3. Commit to real change
You can dwell on your mistakes all day long and you can think about how you want your relationships to be different. None of that will happen, though, if you don’t actually commit to real change. That means taking action to correct your thoughts, your behaviors, and the way you react and interact in love. Manifesting better relationships is a matter of action, not thought alone.
The fact of the matter is that your relationship will continue to fail unless you commit to real, lasting change. That change doesn’t come by changing our thoughts alone. We have to actively chance our experiences and the way we approach everything from communication to attraction.
Be willing to take action and change — even if it means you have to change yourself for a better outlook on life. If what you’re doing isn’t working, figure out what is. Shift your perspective. Stop seeing relationships as an accessory, or as something that you have to achieve in order to be worthy. Your relationship should reflect the happiness you’ve already built for yourself. Commit to overhauling your relationship goals from the ground up and go after what you really need and want.

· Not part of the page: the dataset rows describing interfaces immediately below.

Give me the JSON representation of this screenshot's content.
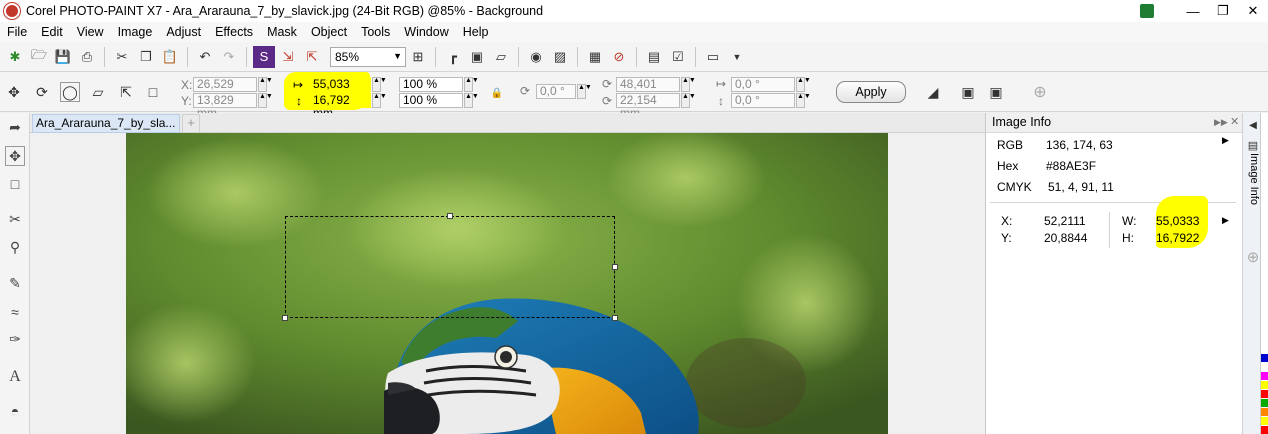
{
  "title": "Corel PHOTO-PAINT X7 - Ara_Ararauna_7_by_slavick.jpg (24-Bit RGB) @85% - Background",
  "menu": [
    "File",
    "Edit",
    "View",
    "Image",
    "Adjust",
    "Effects",
    "Mask",
    "Object",
    "Tools",
    "Window",
    "Help"
  ],
  "toolbar": {
    "zoom": "85%"
  },
  "property_bar": {
    "x": "26,529 mm",
    "y": "13,829 mm",
    "width": "55,033 mm",
    "height": "16,792 mm",
    "scale_w": "100 %",
    "scale_h": "100 %",
    "rotation": "0,0 °",
    "center_x": "48,401 mm",
    "center_y": "22,154 mm",
    "skew_h": "0,0 °",
    "skew_v": "0,0 °",
    "apply_label": "Apply"
  },
  "document": {
    "tab_label": "Ara_Ararauna_7_by_sla...",
    "add_tab": "+"
  },
  "image_info": {
    "header": "Image Info",
    "side_tab_label": "Image Info",
    "color": {
      "rgb_label": "RGB",
      "rgb_value": "136, 174,  63",
      "hex_label": "Hex",
      "hex_value": "#88AE3F",
      "cmyk_label": "CMYK",
      "cmyk_value": "51,  4, 91, 11"
    },
    "position": {
      "x_label": "X:",
      "x_value": "52,2111",
      "y_label": "Y:",
      "y_value": "20,8844",
      "w_label": "W:",
      "w_value": "55,0333",
      "h_label": "H:",
      "h_value": "16,7922"
    }
  },
  "colors": {
    "highlight": "#ffff00",
    "swatch_sample": "#88AE3F",
    "palette_swatches": [
      "#0000cc",
      "#ffffff",
      "#ff00ff",
      "#ffff00",
      "#ff0000",
      "#00aa00",
      "#ff8800",
      "#ffff00",
      "#ff0000"
    ]
  }
}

Putting it all together…
When our relationships continue to fail, we have to take a step back to look at what we’re getting wrong. While we certainly aren’t to blame for the toxic behaviors of our partners, we choose the best relationships to invest in. Have all your partnerships ended in heartbreak? Once you consider the mistakes that you’re making, you can take action to course-correct when in all your future romantic endeavors.

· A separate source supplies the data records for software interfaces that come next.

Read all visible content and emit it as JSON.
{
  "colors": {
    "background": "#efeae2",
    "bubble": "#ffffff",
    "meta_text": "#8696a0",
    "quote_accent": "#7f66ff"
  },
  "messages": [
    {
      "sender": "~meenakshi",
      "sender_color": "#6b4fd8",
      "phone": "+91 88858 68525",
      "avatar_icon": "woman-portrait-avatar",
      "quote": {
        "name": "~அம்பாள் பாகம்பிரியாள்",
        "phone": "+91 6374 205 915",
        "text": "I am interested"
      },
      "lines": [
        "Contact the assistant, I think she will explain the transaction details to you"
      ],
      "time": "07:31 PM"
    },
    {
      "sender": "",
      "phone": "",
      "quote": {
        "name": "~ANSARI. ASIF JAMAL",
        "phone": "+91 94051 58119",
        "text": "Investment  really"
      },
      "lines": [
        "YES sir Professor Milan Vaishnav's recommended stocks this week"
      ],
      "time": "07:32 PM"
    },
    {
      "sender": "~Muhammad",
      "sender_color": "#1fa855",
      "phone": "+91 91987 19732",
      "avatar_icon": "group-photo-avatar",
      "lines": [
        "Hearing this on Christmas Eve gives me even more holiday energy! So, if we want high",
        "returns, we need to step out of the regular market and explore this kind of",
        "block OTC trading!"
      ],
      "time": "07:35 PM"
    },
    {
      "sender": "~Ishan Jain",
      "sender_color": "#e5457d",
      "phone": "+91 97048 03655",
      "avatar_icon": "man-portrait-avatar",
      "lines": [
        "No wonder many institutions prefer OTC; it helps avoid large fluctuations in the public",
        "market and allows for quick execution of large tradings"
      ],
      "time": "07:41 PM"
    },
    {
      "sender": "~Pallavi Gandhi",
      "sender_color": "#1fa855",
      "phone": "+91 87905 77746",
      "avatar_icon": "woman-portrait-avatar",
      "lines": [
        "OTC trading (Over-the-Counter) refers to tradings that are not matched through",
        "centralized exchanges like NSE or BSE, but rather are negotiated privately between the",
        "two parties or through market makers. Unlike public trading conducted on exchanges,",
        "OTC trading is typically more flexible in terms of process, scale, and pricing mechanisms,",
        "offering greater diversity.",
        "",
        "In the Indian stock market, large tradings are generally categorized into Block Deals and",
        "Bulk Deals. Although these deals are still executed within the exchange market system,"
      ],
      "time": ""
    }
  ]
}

Step back from all the heartbreak and all the conflict and take an honest look at what you need and want from a relationship. Question yourself and don’t look away from the truth. With these needs to hand, have the hard conversations with your partners and make sure that your needs align before you invest in a serious commitment. Create better boundaries in your partnerships and stop allowing yourself to be taken advantage of or pushed around. Build on what works. Stop focusing on keeping score and become a partner that’s focused on solutions. Above all else, though, commit to real change. Change the way you see yourself and the way you see romantic relationships too. The more aligned you are with self, the better your love will become.
- Lopez-Cantero, P. The Break-Up Check: Exploring Romantic Love through Relationship Terminations. Philosophia 46, 689–703 (2018). https://doi.org/10.1007/s11406-017-9935-8